The title for this blog post, while it was borrowed from the name of a VOYA column, came to me when I was thinking about the tech program my colleague and I helped facilitate today with a special needs group of middle schoolers.
We had a rough idea of what we had planned for them. I say rough idea because we had to switch gears a bit since the space they reserved is currently getting upgraded. She and I were both comfortable not having everything planned to a T. Not to say that’s bad to do that, it’s just not how we roll so to speak.
First she quickly demonstrated how to do stop motion animation and then invited the youth, a few at a time, to the front of the room to try it on their own. While we did use a program on our Mac called iCanAnimate, we could have easily used a free animation program called Scratch. The key was the interaction and learning we allowed-not so much what software we used. Animation lends itself to quick results and can be highly interactive.

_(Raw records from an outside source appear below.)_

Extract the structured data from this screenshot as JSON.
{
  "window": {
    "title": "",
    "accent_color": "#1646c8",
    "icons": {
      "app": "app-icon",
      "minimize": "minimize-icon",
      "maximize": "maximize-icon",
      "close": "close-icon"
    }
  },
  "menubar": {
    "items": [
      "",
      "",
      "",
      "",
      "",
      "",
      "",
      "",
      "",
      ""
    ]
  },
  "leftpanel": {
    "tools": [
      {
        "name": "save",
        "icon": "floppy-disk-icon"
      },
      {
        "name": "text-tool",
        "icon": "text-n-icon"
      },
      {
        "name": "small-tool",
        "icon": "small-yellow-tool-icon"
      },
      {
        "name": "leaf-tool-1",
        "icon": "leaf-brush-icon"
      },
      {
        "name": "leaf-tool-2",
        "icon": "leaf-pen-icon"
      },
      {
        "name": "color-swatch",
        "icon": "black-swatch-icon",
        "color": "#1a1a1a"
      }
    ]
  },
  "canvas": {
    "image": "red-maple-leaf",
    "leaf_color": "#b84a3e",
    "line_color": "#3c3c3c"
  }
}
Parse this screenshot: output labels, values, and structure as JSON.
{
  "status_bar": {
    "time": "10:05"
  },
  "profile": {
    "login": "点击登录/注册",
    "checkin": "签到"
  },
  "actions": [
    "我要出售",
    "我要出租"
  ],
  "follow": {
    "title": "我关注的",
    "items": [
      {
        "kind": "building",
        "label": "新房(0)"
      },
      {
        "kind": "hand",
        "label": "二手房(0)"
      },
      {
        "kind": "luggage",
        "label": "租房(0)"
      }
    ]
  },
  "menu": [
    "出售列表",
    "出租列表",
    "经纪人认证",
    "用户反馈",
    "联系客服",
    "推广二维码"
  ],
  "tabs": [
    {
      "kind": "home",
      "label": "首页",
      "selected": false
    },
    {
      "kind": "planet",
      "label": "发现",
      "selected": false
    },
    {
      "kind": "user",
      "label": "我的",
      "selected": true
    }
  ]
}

I brought out our television and played our DVD that had recorded animation projects created by other teens on there. The youth that had just spent several minutes creating their own, could make the connection to see what possibilities animation holds by viewing what other teens made. A television and DVD player is something many libraries have. The ability to record a DVD of animations is also something else that can be done cheaply but it can take a little time. A very similar thing with gathering animation clips from YouTube or again Scratch to be able to show via computer at the ready, would do the trick as well.
The key for me was:
- having fun and not focusing on what didn’t work right away
- having the youth become learners and players quickly and sometimes simultaneously
- being open to learning ourselves
- trying something new